The fourth day home was the hottest day of the summer and for some reason the air conditioning mysteriously didn’t work. I finally had enough, so I grabbed that cane and dragged myself across that street with sweat pouring out of every pore.

Finally I dragged myself into that drug store, which was so cool, limped up to the counter and ordered everything I wanted until I got sick. 

My grandmother taught me I could walk and I could do anything else I ever wanted to do if I put my mind to it.

My grandfather died not long after that and my grandmother moved to Annapolis. When I was 16, I moved in with her. She had rules and I never broke them. She would wash my clothes by hand; sometimes hanging up clothes she determined weren’t as dirty as I did. I never said anything. I just wore them again.

She talked to me about her life. She talked to me about how I should live mine. She encouraged me to save money. I wish I had listened to her. She encouraged me to be a gentleman at all times. I still say “Yes Ma’am” and “No Sir,” even to young people.

She smoked about five packs of cigarettes a day, but she claimed she never inhaled. Every day she dressed to face the world wearing earrings and her fake pearl necklace.

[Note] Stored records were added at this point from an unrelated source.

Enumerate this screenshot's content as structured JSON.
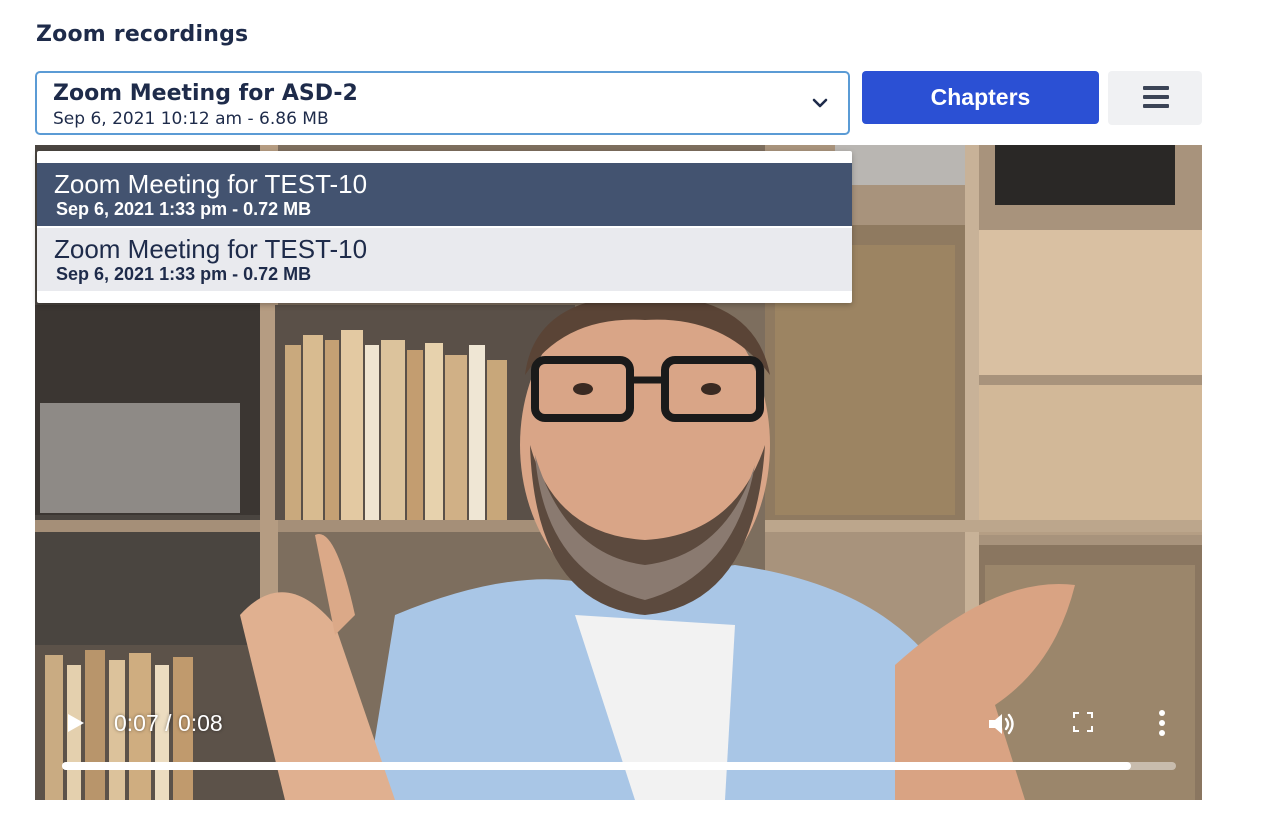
{
  "header": {
    "title": "Zoom recordings"
  },
  "select": {
    "selected_title": "Zoom Meeting for ASD-2",
    "selected_sub": "Sep 6, 2021 10:12 am - 6.86 MB",
    "options": [
      {
        "title": "Zoom Meeting for TEST-10",
        "sub": "Sep 6, 2021 1:33 pm - 0.72 MB"
      },
      {
        "title": "Zoom Meeting for TEST-10",
        "sub": "Sep 6, 2021 1:33 pm - 0.72 MB"
      }
    ]
  },
  "toolbar": {
    "chapters_label": "Chapters"
  },
  "player": {
    "current_time": "0:07",
    "separator": " / ",
    "duration": "0:08",
    "progress_fraction": 0.96
  },
  "colors": {
    "accent": "#2b50d4",
    "select_border": "#5b9bd5",
    "option_selected_bg": "#435370",
    "option_bg": "#e9eaee"
  }
}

I always wondered how I kept my job as a paperboy even though I sometimes slacked off; years later my former Circulation Manager  told me that Grandma would call him regularly to chat over coffee and convince him that I was really a good boy.

At one time I was very overweight, not much different than now, and I told her I was going to go on some diet. She said that was silly and she would fix foods and the right proportions of them and I would lose weight. She was right, as always. I followed her directions and soon I was at the correct weight.

When I was 21, I married and moved away. It broke her heart. About two years later my grandmother and I went on a grand trip as we drove through Charlottesville and on to Tennessee to meet and see relatives I had only heard of previously. My grandmother was treated like she was the grand queen on that trip and I felt the happiest I had in years just being with her. It was our last extended time together.

Soon after that my grandmother told my aunt that she just couldn’t handle things anymore, so my mother and aunt took her home with them. But, she wanted what she had earned being in the service, so she rebelled until she was allowed to sign herself in at Perry Point Veterans Hospital outside of Baltimore, Md. - a beautiful place located on the Chesapeake Bay.

My grandmother had a form of dementia, but she had made her mind up before that disease sunk in that she deserved to be waited on and taken care of for the first time in her life.

I went to visit her when I could. She continued to challenge me on everything in my life - sharp as ever. I complained to my family that she was OK and should be home, but she really wasn’t.

She died in the early 1980s and was buried, in her own right, at Arlington Cemetery right next to my grandfather with her own tombstone and full military honors. When I go to Washington, I go to Arlington to visit her and the small tree that was planted near there gravesights is now a towering shade tree a perfect place to rest.

When things got rough in her life, my grandmother would pull out her yellowed copy of the Serenity Prayer and said reading it always put things in perspective for her.

Grandma, you were an inspiration that has driven my very soul. I never got to tell you that. And guess what - I looked up that Serenity Prayer recently and you were right, as always. It helped put my disappointments into a perspective.

You told me once that you believed in me, and that you were proud of me and that you felt I would do great things some day. I think I have not achieved all of your lofty predictions, but I am still trying. 

Those that still have their grandmothers and mothers here, I hope you will take a few minutes to tell them that you love them. Or, if they have passed, take the time to remember everything you felt made them special.


T. Pat Cavanaugh is the publisher of The News. He can be reached at